The worst obstacle patriarchy exert on women is to deny them access to knowledge. Through radio listening clubs, Centre for Alternatives for Victimised Women and Children (CAWVOC) is, with stead, removing the hurdle in Chiradzulu District. What have been the effects? Ephraim Nyondofinds out.
They are singing and dancing beside a wide mango tree outside the house of their Village Head Lupanga in the area of T/A Likoswe, Nguludi, Chiradzulu District. After the jive, they sit on a mat and share testimonies of success, all visibly in high spirits.
â€œI have two houses, now. I am selling mandasi. I have pigs, and I have chickens. My children can wear nice clothes, sleep on good beds and eat delicious meals,â€ declares one woman who speaks with hands jailed to the chest.
Her name is Ellen Thauzeni, 32.
â€œI cannot conclude that I am actually where I want my life to be. I am still on a journey. But I am happy my life is not as hopeless as it was just four years ago,â€ she adds.
In 2007, Thauzeni, sick of her abusive and uncaring husband, sought divorce as a source of her inner comfort. Retired with her three children to a shack near her familyâ€™s home, Thauzeni became a pariah as word of her decision spread around the community.
Tradition expected her to endure the pains and suffer in silence. She was a typical house wife without basic education and business. Her every need was met by the uncaring husbandâ€™s pity.
â€œWith the divorce, how will she fend for herself and the three children?â€ That was the question everybody, directly or indirectly, asked then.
â€œI just prayed to God. I knew He would open the way for me and I will stand again,â€ she says in her soft and confident voice.
At first, Thauzeni thought she was the odd one out. But as days passed, she found out that a number of women in her community were suffering in silence, but just could not afford her bravery. In fact, Chiradzulu is a district with a painful history of gender based-violence. Remember cases of women having their breasts chopped off?

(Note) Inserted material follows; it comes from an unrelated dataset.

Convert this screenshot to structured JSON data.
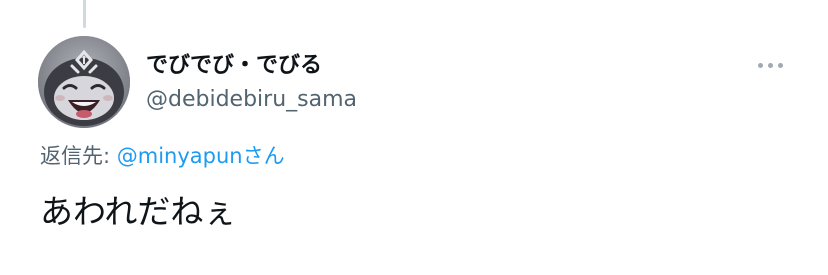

â€œWe were always, in our casual meetings, talking about our need to do something by ourselves to be self-reliant, and also to complement husbands.Â But we were blank, almost vessels without knowledge,â€ she laments.
What Thauzeni advances is an honest prime hurdle most women, especially those in the villages, face in Malawi. Women are industrious, quite innovative and hard-working beings yet often their input mocks the output. The reason is simple: Their wisdom is confined due to lack of access to wider knowledge.
Fortunately, a cloud of luck descended on Thauzeni and fellow women in Chiradzulu district. In 2008, Centre for Alternatives Victimised Women and Children (CAWVOC), rolled out a three year project in the district aimed at empowering the social and economic status of women.
CAVWOC has since entered into another three-year-old phase.
Explains Maxwell Kaliati, CAWVOCâ€˜s projects officer: â€œIn the first place, we created radio listening clubs across the district. These are clubs of 10 women. They listen to different development programmes on different radio stations and after that share the knowledge.â€ Thauzeni became a member of Chiyambi Radio Listening Club in 2008.
â€œWe circulate the radio among members so that they listen to a particular radio programme for instance Kanthu ndi Khama, Mayi ndi Mayi nzake, etc. After that, we meet every Monday afternoon to listen to a particular programme together and again, share what we have been listening to before,â€ says Elita Piringu, another member of Chiyambi club.
But whatâ€™s in these programmes?
â€œThese are development radio programmes which we want our women to listen to so that they become knowledgeable of what other women are doing about themselves.
â€œWe do not just expect them to appreciate the alternatives they are listening to, but most importantly, to adopt those they find possible within their settings.
â€œAfter they single out a particular initiative they find doable, we provide them with training, a little capital and we also tour them to success story areas,â€ says Kaliati. And that is exactly what Thauzeni and fellow Chiyambi members have been doing.
â€œThrough the radio, we learnt of a number of initiatives. We learnt of how fellow women are making money out of growing mushrooms. We learnt of the wonders of village savings loans. We learnt of pig and chicken farming. And we learnt of adult literacy schools,â€ says Thauzeni.
Fourteen women from two adjacent clubs, Chiyambi inclusive, were illiterate. But after listening to the importance of literacy among adults, and also having a retired primary school teacher within Chiyambi, an adult literacy school was set up.
â€œI raised the issue with education officials at the district who provided us with books, boards, chalk and some teaching and learning materials.Â
â€œI can testify here that there is hardly a woman from Chiyambi Radio Listening Club who is illiterate. They can all read the Bible, development tracts and write good transactions of their small businesses,â€ says Elita Piringu, a former primary school teacher.
Members of Chiyambi adopted a number of initiatives. Some went into pig farming, others into mushroom, and others into grocery shops, to list but a few. All of them have gone through training to perfect their trades.
Interestingly, to make sure they do not run out of money and also to get help in moments of shock, these women, after having listened and read in the newspaper about the wonders of village savings, asked for training in how to effectively manage a village savings loan facility. CAWVOC granted it.
â€œVSL is the heart of our success here. We are growing and diversifying our businesses because we can easily borrow from it. When the year ends, we get share dividends which are a big boost to our small businesses,â€ says Thauzeni. And it is not just Thauzeni.
As they sing and dance beside that mango tree, their songs are deeper, rife with confessions of success.
They sing about the joy of going to maize mills and markets without asking for money from their husbands. They sing about the sweetness of going to â€˜townâ€™ to buy a new shirt for their husbands, for themselves and their children using their money. They sing about balanced diets in their homes. And they sing about the joys of progress.
â€œWe can be counted now; we can be seen now; thanks CAWVOC for letting us know, for revealing our latent energies. Please give us more radios and more good programmes,â€ confesses Village Head Lupanga, who is also a woman.
After speaking, she joined the dancers, and they danced and danced, stirred the ground to dust as teens.